Summary: When we face trials in our lives, do we complain or do we trust that God will help us through?
Did you hear of the man who was dyslexic, agnostic and an insomniac? Yes, he stays awake all night long wondering if there really is a “Dog.”
Michael Josephson, the founder of the “Josephson Institute of Ethics” in Southern California writes about an old legend that tells of a monastery in France well-known throughout Europe because of the extraordinary leadership of a man known only as Brother Leo. Several monks began a pilgrimage to visit Brother Leo to learn from him. Almost immediately the monks began to bicker over who should do various chores. On the third day they met another monk who was also going to the monastery, and he joined their party. This monk never complained or shirked a duty, and whenever the others fought over a chore, he would gracefully volunteer and simply do it himself. By the last day the other monks were following his example, and they worked together smoothly.
When they reached the monastery and asked to see Brother Leo, the man who greeted them laughed: "But our brother is among you!" And he pointed to the fellow who had joined them late in the trip.
Today, many people seek leadership positions not so much for what they can do for others, but for what the position can do for them: status, connections, perks or future advantage. As a result, they serve primarily as an investment, a way to build an impressive resume.
The parable about Brother Leo teaches another model of leadership, where leaders are preoccupied with serving rather than being followed, with giving rather than getting, and doing rather than demanding. It`s a form of leadership based on example, not command. It`s called servant leadership.
Can you imagine how much better things would be if more politicians, educators and business executives saw themselves as servant leaders.
“For by grace you have been saved through faith, and that not of yourselves; it is the gift of God, not of works, lest anyone should boast.” Ephesians 2:8-9
In listing these gifts, Paul accomplishes two purposes.
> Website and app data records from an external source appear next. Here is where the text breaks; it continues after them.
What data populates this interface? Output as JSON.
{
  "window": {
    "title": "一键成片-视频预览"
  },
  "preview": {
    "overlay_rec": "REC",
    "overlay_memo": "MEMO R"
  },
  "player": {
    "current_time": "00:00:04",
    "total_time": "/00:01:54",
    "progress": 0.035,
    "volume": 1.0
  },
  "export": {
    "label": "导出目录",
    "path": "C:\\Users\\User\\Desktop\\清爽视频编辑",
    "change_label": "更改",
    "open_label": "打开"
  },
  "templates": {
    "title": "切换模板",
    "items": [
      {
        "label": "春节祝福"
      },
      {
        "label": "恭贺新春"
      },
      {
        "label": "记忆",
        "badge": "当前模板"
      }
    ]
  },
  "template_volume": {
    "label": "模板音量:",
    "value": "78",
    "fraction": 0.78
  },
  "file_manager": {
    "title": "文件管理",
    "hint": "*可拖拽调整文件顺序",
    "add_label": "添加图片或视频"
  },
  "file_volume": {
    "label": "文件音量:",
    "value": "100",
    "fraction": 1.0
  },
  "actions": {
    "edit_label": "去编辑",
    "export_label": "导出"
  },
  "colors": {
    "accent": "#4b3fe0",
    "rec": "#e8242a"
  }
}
First he told how wonderful it is to be a Christian. Our justification is not simply a guarantee of heaven, as thrilling as that is, but it is also the source of tremendous blessings that we enjoy here and now. What does justified mean? Justification has to do with our standing with God. It’s when God looks at us and says, “Not guilty, by the blood of Jesus”. A simpler meaning that I like is “Justified” – “Just if I’d never sinned.”
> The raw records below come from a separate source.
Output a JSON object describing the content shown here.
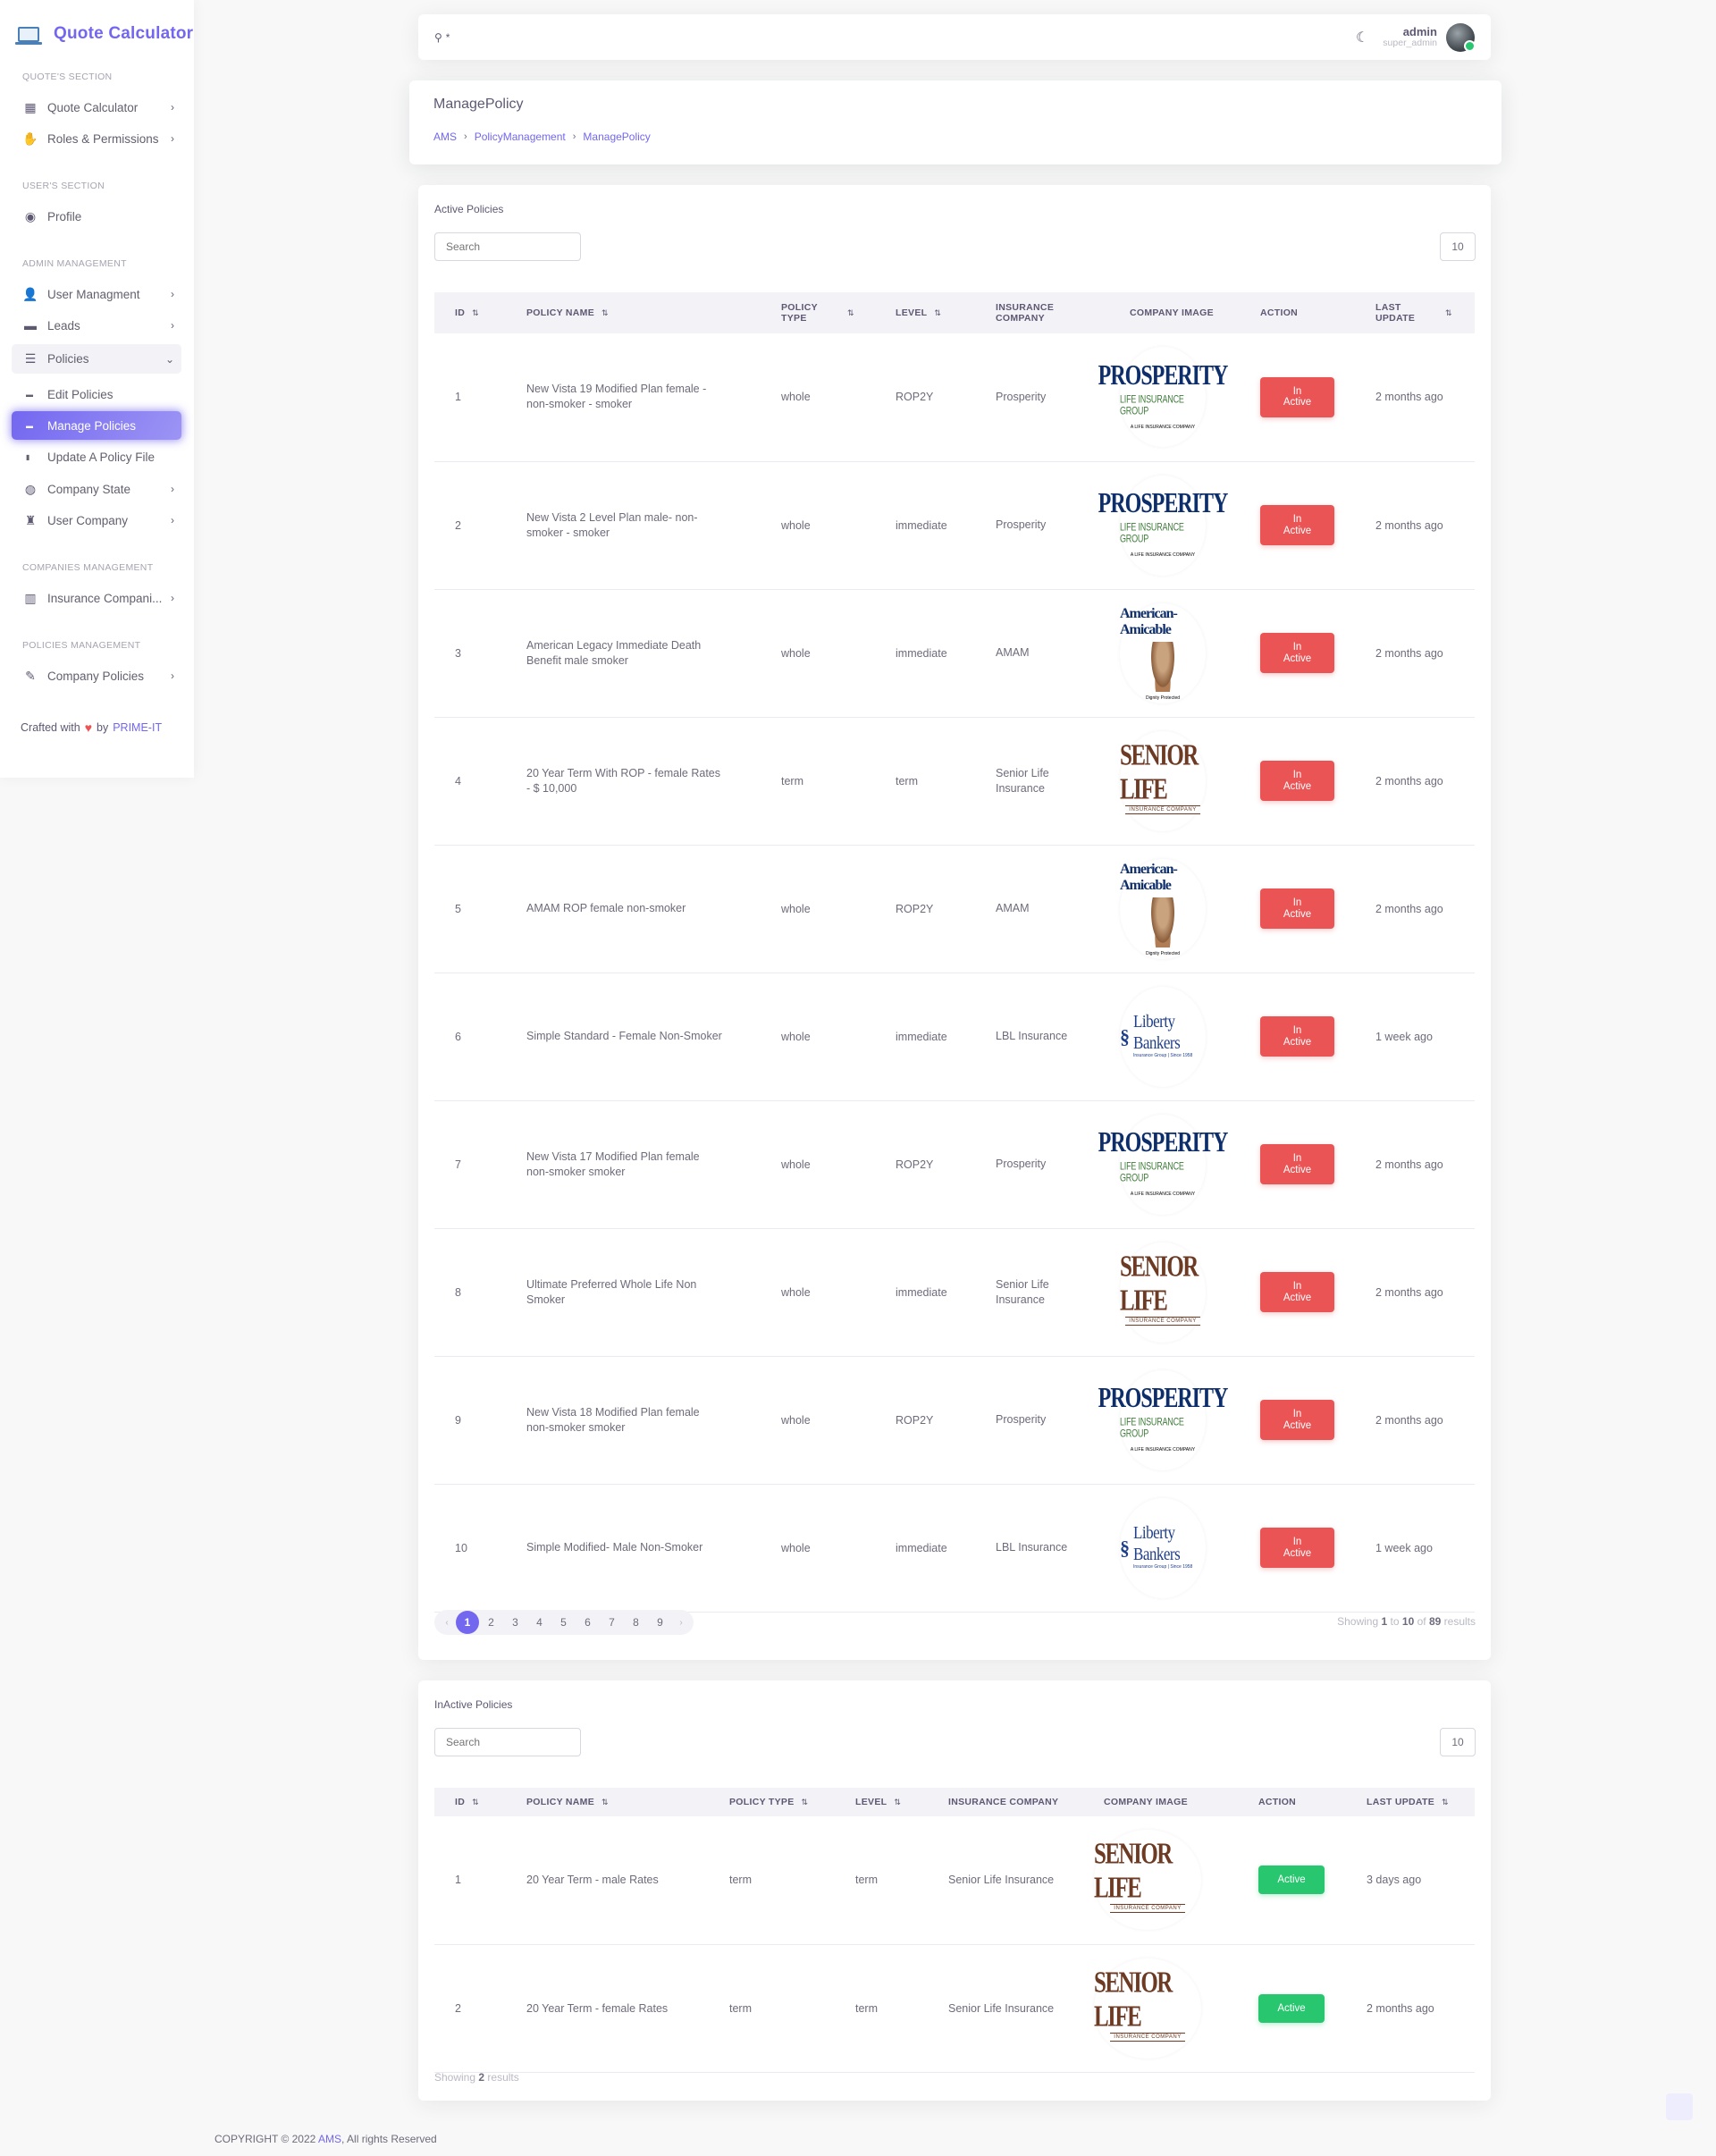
{
  "app": {
    "title": "Quote Calculator"
  },
  "sidebar": {
    "sections": [
      {
        "heading": "QUOTE'S SECTION"
      },
      {
        "heading": "USER'S SECTION"
      },
      {
        "heading": "ADMIN MANAGEMENT"
      },
      {
        "heading": "COMPANIES MANAGEMENT"
      },
      {
        "heading": "POLICIES MANAGEMENT"
      }
    ],
    "items": {
      "quote_calculator": "Quote Calculator",
      "roles": "Roles & Permissions",
      "profile": "Profile",
      "user_management": "User Managment",
      "leads": "Leads",
      "policies": "Policies",
      "edit_policies": "Edit Policies",
      "manage_policies": "Manage Policies",
      "update_policy_file": "Update A Policy File",
      "company_state": "Company State",
      "user_company": "User Company",
      "insurance_companies": "Insurance Compani...",
      "company_policies": "Company Policies"
    },
    "crafted": {
      "prefix": "Crafted with",
      "by": "by",
      "brand": "PRIME-IT"
    }
  },
  "navbar": {
    "search_text": "*",
    "user_name": "admin",
    "user_role": "super_admin"
  },
  "page": {
    "title": "ManagePolicy",
    "breadcrumb": [
      "AMS",
      "PolicyManagement",
      "ManagePolicy"
    ]
  },
  "active_policies": {
    "title": "Active Policies",
    "search_placeholder": "Search",
    "per_page": "10",
    "columns": [
      "ID",
      "POLICY NAME",
      "POLICY TYPE",
      "LEVEL",
      "INSURANCE COMPANY",
      "COMPANY IMAGE",
      "ACTION",
      "LAST UPDATE"
    ],
    "rows": [
      {
        "id": "1",
        "name": "New Vista 19 Modified Plan female - non-smoker - smoker",
        "type": "whole",
        "level": "ROP2Y",
        "company": "Prosperity",
        "logo": "prosperity",
        "action": "In Active",
        "updated": "2 months ago"
      },
      {
        "id": "2",
        "name": "New Vista 2 Level Plan male- non-smoker - smoker",
        "type": "whole",
        "level": "immediate",
        "company": "Prosperity",
        "logo": "prosperity",
        "action": "In Active",
        "updated": "2 months ago"
      },
      {
        "id": "3",
        "name": "American Legacy Immediate Death Benefit male smoker",
        "type": "whole",
        "level": "immediate",
        "company": "AMAM",
        "logo": "amam",
        "action": "In Active",
        "updated": "2 months ago"
      },
      {
        "id": "4",
        "name": "20 Year Term With ROP - female Rates - $ 10,000",
        "type": "term",
        "level": "term",
        "company": "Senior Life Insurance",
        "logo": "senior",
        "action": "In Active",
        "updated": "2 months ago"
      },
      {
        "id": "5",
        "name": "AMAM ROP female non-smoker",
        "type": "whole",
        "level": "ROP2Y",
        "company": "AMAM",
        "logo": "amam",
        "action": "In Active",
        "updated": "2 months ago"
      },
      {
        "id": "6",
        "name": "Simple Standard - Female Non-Smoker",
        "type": "whole",
        "level": "immediate",
        "company": "LBL Insurance",
        "logo": "lbl",
        "action": "In Active",
        "updated": "1 week ago"
      },
      {
        "id": "7",
        "name": "New Vista 17 Modified Plan female non-smoker smoker",
        "type": "whole",
        "level": "ROP2Y",
        "company": "Prosperity",
        "logo": "prosperity",
        "action": "In Active",
        "updated": "2 months ago"
      },
      {
        "id": "8",
        "name": "Ultimate Preferred Whole Life Non Smoker",
        "type": "whole",
        "level": "immediate",
        "company": "Senior Life Insurance",
        "logo": "senior",
        "action": "In Active",
        "updated": "2 months ago"
      },
      {
        "id": "9",
        "name": "New Vista 18 Modified Plan female non-smoker smoker",
        "type": "whole",
        "level": "ROP2Y",
        "company": "Prosperity",
        "logo": "prosperity",
        "action": "In Active",
        "updated": "2 months ago"
      },
      {
        "id": "10",
        "name": "Simple Modified- Male Non-Smoker",
        "type": "whole",
        "level": "immediate",
        "company": "LBL Insurance",
        "logo": "lbl",
        "action": "In Active",
        "updated": "1 week ago"
      }
    ],
    "pagination": {
      "prev": "‹",
      "next": "›",
      "pages": [
        "1",
        "2",
        "3",
        "4",
        "5",
        "6",
        "7",
        "8",
        "9"
      ],
      "current": "1"
    },
    "showing": {
      "prefix": "Showing",
      "from": "1",
      "to_word": "to",
      "to": "10",
      "of_word": "of",
      "total": "89",
      "suffix": "results"
    }
  },
  "inactive_policies": {
    "title": "InActive Policies",
    "search_placeholder": "Search",
    "per_page": "10",
    "columns": [
      "ID",
      "POLICY NAME",
      "POLICY TYPE",
      "LEVEL",
      "INSURANCE COMPANY",
      "COMPANY IMAGE",
      "ACTION",
      "LAST UPDATE"
    ],
    "rows": [
      {
        "id": "1",
        "name": "20 Year Term - male Rates",
        "type": "term",
        "level": "term",
        "company": "Senior Life Insurance",
        "logo": "senior",
        "action": "Active",
        "updated": "3 days ago"
      },
      {
        "id": "2",
        "name": "20 Year Term - female Rates",
        "type": "term",
        "level": "term",
        "company": "Senior Life Insurance",
        "logo": "senior",
        "action": "Active",
        "updated": "2 months ago"
      }
    ],
    "showing": {
      "prefix": "Showing",
      "total": "2",
      "suffix": "results"
    }
  },
  "logos": {
    "prosperity": {
      "line1": "PROSPERITY",
      "line2": "LIFE INSURANCE GROUP",
      "line3": "A LIFE INSURANCE COMPANY"
    },
    "senior": {
      "line1": "SENIOR LIFE",
      "line2": "INSURANCE COMPANY"
    },
    "amam": {
      "line1": "American-Amicable",
      "line3": "Dignity Protected"
    },
    "lbl": {
      "mark": "§",
      "line1": "Liberty Bankers",
      "line2": "Insurance Group | Since 1958"
    }
  },
  "footer": {
    "prefix": "COPYRIGHT © 2022",
    "brand": "AMS",
    "suffix": ", All rights Reserved"
  },
  "colors": {
    "primary": "#7367f0",
    "danger": "#ea5455",
    "success": "#28c76f"
  }
}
His second purpose was to assure his readers that justification is a lasting thing. Jewish readers in particular would ask, “Can this spiritual experience last if it does not require obedience to the Law?” What about the trials and sufferings of life?
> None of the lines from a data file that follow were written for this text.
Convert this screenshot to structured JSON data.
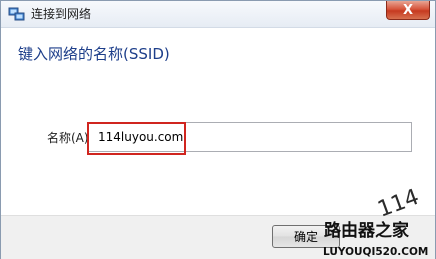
{
  "window": {
    "title": "连接到网络",
    "close_symbol": "X"
  },
  "heading": "键入网络的名称(SSID)",
  "field": {
    "label": "名称(A)",
    "value": "114luyou.com"
  },
  "buttons": {
    "ok": "确定"
  },
  "watermark": {
    "number": "114",
    "brand": "路由器之家",
    "url": "LUYOUQI520.COM"
  },
  "colors": {
    "heading": "#1d3e8a",
    "highlight": "#d0251f",
    "close_button": "#c63a20"
  }
}
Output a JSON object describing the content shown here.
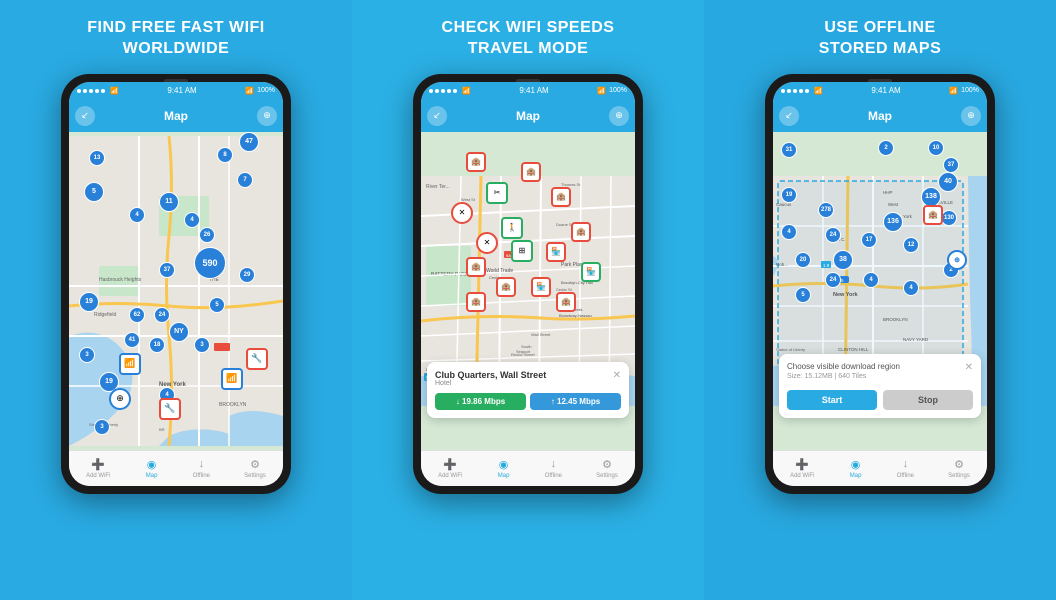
{
  "panels": [
    {
      "id": "panel-1",
      "title": "FIND FREE FAST WIFI\nWORLDWIDE",
      "color": "#29aae2"
    },
    {
      "id": "panel-2",
      "title": "CHECK WIFI SPEEDS\nTRAVEL MODE",
      "color": "#2bb0e5"
    },
    {
      "id": "panel-3",
      "title": "USE OFFLINE\nSTORED MAPS",
      "color": "#28a8e0"
    }
  ],
  "phone": {
    "status_time": "9:41 AM",
    "status_battery": "100%",
    "app_bar_title": "Map"
  },
  "popup": {
    "title": "Club Quarters, Wall Street",
    "subtitle": "Hotel",
    "close": "✕",
    "speed_down": "↓ 19.86 Mbps",
    "speed_up": "↑ 12.45 Mbps"
  },
  "download_popup": {
    "title": "Choose visible download region",
    "subtitle": "Size: 15.12MB | 640 Tiles",
    "close": "✕",
    "start_label": "Start",
    "stop_label": "Stop"
  },
  "nav": {
    "items": [
      {
        "icon": "➕",
        "label": "Add WiFi"
      },
      {
        "icon": "◉",
        "label": "Map",
        "active": true
      },
      {
        "icon": "↓",
        "label": "Offline"
      },
      {
        "icon": "⚙",
        "label": "Settings"
      }
    ]
  }
}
When God declared us righteous in Jesus Christ, He gave to us four spiritual blessings that assure us that we cannot be lost. The unsaved person is at “enmity” with God because they cannot obey God’s Law or fulfill His will. Enmity is a state of deep seated ill will.